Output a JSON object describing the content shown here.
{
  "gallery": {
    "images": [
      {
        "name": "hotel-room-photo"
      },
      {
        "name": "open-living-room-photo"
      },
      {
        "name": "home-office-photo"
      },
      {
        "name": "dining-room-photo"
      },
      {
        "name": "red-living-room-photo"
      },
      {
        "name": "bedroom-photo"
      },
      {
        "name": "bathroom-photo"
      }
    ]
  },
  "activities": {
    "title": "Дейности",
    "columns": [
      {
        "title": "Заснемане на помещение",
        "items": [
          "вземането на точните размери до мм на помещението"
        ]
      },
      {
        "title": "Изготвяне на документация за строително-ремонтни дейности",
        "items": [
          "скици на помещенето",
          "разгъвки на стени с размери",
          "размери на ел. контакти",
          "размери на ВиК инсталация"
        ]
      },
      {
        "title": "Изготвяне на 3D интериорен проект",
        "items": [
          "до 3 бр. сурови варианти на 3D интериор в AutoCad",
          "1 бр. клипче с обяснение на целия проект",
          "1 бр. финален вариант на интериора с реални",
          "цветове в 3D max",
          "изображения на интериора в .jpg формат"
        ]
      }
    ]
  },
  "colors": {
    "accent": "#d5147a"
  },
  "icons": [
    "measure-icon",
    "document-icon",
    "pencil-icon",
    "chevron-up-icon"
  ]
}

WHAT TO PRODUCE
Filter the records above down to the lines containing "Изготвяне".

EXERCISE SOLUTION
        "title": "Изготвяне на документация за строително-ремонтни дейности",
        "title": "Изготвяне на 3D интериорен проект",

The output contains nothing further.